The report noted that five countries added more than a gigawatt of new wind capacity, roughly enough to displace a mid-sized coal-fired power plant: United States with 10 gw, Spain (2.5 gw), Germany (1.9 gw), Italy (1.1 gw), and the United Kingdom (1 gw). 

Separately, Iberdrola Renewables announced last week plans to invest $6 billion expanding its wind-energy generation by 2013, adding 3 gigawatts of power capacity within three years. Iberdrola, already the second-largest wind farm operator in the United States, benefits from a gigawatt of transmission rights that enable it to reach large markets, particularly in western states. The Spanish company has an installed capacity of almost 4 gigawatts produced at 41 wind farms in 23 states.

King Coal Stumbles, and Natural Gas Steps In


Tougher federal regulations and a stumbling economy could shutter 18 percent of the nation's coal fleet in the next two decades, according to a new analysis by Wood Mackenzie.

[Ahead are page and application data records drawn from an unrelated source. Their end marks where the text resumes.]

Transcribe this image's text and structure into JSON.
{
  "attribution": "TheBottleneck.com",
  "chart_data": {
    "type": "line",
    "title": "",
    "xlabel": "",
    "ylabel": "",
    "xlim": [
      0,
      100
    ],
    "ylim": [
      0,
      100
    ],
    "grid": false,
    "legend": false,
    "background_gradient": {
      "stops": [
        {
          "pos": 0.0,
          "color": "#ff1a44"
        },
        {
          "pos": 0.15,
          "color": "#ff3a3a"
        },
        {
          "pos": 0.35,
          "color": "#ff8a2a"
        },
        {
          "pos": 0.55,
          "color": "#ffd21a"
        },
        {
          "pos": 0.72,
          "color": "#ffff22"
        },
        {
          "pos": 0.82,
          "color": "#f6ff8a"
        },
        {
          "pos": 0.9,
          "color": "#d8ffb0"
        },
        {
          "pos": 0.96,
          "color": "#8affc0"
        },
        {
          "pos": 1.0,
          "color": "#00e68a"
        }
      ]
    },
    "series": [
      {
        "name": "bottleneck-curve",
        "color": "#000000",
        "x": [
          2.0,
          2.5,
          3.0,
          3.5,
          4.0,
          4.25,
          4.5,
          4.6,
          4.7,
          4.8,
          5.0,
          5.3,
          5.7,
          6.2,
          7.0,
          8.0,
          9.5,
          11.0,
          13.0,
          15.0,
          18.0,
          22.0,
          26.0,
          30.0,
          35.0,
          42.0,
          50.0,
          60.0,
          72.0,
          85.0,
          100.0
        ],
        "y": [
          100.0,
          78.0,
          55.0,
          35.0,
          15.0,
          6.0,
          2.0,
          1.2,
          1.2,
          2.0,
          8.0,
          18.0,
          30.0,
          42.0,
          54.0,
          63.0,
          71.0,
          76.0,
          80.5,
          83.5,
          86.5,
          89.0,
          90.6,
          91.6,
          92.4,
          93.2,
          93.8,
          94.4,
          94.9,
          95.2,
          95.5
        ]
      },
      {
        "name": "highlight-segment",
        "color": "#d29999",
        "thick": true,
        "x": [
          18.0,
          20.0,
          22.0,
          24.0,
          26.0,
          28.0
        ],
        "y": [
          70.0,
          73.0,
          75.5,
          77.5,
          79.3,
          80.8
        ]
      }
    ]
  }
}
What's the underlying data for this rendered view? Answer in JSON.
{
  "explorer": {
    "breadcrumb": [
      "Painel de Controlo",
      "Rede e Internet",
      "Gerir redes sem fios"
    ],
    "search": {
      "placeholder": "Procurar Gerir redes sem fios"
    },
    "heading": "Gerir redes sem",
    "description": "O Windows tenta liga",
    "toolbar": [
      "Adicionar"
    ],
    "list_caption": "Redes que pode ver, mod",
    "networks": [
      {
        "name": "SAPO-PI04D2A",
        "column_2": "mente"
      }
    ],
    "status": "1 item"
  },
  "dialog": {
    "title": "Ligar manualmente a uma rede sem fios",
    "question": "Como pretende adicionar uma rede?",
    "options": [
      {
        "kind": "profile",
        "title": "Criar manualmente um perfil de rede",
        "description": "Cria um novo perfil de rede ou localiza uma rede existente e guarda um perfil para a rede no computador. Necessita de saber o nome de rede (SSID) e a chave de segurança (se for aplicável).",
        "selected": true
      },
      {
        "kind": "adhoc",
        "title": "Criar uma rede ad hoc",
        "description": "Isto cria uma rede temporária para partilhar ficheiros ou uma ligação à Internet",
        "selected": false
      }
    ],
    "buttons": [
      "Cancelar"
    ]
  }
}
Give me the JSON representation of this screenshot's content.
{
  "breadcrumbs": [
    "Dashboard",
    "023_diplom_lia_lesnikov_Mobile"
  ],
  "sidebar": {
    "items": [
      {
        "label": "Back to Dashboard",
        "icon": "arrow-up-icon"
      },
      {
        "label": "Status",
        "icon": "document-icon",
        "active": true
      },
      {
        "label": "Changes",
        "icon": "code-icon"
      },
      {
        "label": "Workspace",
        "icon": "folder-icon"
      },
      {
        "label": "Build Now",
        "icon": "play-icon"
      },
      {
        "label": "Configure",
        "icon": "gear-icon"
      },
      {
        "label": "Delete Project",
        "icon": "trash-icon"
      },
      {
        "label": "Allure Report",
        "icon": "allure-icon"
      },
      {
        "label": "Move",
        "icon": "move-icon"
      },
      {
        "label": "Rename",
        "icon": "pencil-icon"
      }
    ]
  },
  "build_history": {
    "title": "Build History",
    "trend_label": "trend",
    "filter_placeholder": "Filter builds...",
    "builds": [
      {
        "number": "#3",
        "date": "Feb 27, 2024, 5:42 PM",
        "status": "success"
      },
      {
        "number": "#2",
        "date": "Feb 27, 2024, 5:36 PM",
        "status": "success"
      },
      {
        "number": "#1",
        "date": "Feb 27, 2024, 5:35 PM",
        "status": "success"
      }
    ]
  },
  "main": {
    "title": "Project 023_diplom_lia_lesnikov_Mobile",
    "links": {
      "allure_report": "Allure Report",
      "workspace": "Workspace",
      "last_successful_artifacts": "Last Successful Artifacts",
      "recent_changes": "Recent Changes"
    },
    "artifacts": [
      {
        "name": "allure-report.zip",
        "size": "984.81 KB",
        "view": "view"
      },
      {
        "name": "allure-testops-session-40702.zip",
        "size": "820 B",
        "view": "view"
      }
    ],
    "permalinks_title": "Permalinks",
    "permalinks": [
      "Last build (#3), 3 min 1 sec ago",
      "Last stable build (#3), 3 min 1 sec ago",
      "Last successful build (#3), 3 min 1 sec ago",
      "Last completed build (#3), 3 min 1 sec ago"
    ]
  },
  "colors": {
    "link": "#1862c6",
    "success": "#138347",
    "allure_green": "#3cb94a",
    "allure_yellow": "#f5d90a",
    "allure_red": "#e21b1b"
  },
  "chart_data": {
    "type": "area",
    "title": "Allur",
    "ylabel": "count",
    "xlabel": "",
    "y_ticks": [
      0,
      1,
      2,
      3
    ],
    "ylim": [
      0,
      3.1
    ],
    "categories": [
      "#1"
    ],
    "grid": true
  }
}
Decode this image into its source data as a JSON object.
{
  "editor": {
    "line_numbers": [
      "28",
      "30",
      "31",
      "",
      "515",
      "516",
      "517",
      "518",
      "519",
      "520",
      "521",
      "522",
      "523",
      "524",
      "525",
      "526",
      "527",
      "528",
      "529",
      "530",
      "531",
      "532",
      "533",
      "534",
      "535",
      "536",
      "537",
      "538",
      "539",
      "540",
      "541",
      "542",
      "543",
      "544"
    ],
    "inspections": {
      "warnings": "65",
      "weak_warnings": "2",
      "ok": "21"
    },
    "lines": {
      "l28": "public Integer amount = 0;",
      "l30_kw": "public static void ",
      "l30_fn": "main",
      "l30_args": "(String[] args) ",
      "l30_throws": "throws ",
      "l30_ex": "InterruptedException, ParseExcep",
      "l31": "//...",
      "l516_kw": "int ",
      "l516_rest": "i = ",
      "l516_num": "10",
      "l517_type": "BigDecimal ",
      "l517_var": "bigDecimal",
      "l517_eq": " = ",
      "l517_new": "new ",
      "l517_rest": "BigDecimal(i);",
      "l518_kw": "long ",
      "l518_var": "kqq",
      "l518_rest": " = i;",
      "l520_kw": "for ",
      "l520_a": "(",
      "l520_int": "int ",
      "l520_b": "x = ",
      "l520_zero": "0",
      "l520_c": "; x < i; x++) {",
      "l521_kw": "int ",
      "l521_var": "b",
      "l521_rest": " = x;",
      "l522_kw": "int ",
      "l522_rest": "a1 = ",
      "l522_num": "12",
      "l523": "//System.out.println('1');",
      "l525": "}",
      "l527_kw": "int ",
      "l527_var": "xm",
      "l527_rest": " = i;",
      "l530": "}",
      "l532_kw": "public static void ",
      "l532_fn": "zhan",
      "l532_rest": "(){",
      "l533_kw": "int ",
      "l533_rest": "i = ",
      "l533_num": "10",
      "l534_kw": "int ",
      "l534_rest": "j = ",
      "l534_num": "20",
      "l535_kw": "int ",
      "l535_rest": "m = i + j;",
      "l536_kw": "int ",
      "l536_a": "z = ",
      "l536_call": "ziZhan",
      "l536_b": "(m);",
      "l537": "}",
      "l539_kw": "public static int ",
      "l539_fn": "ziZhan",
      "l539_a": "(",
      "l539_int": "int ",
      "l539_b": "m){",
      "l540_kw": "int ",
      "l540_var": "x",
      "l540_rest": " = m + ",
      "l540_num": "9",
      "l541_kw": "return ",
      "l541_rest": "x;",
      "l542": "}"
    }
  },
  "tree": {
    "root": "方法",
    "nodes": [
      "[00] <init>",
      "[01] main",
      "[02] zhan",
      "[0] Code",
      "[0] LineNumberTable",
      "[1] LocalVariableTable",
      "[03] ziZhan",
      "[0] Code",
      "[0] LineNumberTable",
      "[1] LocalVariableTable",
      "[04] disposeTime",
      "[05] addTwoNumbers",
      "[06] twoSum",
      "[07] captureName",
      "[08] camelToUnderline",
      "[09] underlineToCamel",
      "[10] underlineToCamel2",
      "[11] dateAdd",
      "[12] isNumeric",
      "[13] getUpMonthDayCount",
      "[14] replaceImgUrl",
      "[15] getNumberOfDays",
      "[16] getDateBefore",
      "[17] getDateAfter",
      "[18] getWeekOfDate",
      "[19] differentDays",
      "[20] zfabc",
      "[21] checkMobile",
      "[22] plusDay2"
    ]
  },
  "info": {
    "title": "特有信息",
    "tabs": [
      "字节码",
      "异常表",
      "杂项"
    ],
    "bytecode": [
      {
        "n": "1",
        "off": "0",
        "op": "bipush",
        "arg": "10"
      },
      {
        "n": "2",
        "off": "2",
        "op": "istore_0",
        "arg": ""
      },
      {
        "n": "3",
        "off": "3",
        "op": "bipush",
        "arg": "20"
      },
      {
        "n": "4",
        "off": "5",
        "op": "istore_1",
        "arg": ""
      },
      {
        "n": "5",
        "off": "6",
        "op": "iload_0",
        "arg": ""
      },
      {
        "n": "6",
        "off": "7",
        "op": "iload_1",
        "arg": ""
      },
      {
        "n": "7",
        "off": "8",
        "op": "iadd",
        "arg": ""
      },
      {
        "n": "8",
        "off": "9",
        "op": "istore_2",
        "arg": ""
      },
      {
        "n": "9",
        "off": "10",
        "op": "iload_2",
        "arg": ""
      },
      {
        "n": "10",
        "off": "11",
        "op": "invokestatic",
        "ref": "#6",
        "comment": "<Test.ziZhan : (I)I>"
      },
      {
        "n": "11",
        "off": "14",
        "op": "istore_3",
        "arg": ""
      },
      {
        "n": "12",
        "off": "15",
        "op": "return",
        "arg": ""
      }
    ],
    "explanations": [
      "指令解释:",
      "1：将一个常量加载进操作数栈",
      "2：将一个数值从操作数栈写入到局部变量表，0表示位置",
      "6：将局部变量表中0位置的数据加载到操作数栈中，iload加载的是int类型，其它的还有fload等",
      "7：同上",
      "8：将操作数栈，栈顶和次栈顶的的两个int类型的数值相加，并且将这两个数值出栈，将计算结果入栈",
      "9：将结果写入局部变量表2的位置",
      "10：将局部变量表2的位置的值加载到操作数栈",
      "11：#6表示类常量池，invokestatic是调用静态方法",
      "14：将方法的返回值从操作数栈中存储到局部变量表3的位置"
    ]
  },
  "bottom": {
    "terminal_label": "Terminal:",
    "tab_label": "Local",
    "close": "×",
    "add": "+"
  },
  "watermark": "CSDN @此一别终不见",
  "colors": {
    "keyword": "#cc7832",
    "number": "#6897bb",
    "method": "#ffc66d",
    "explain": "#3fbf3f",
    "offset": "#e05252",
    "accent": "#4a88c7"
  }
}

The big beneficiary from the transition? Natural gas, according to the consulting firm.

The fuel is already picking up market share from coal,. In August Minneapolis-based Xcel Energy announced it would close a coal-fired plant and convert four units at another coal-fired facility in Colorado to natural gas. Houston-based Calpine Corp. has announced plans to covert some of its coal plants in Delaware and New Jersey to gas.

The U.S. Energy Information Administration sees the need for 250 megawatts of additional capacity by 2035, factoring in retiring coal plants and increased demand. Natural gas accounts for 46 percent of capacity additions in its predictions, with renewables picking up 37 percent of that, coal 12 percent and nuclear 3 percent.

The switch from coal to natural gas will ripple through local economies and electrical markets in ways no one can predict, the firm noted. But the trend lines are clear: The U.S. Environmental Protection Agency is tightening down on particulate, sulfur dioxide, nitrogen oxide and carbon dioxide emissions, while the financial climate for coal has been dampened by new rules, lawsuits and other market risks, the report concluded.

Photos by Douglas Fischer. is a nonprofit news service that covers climate change. This work by The Daily Climate is licensed under a Creative Commons Attribution-No Derivative Works 3.0 United States License.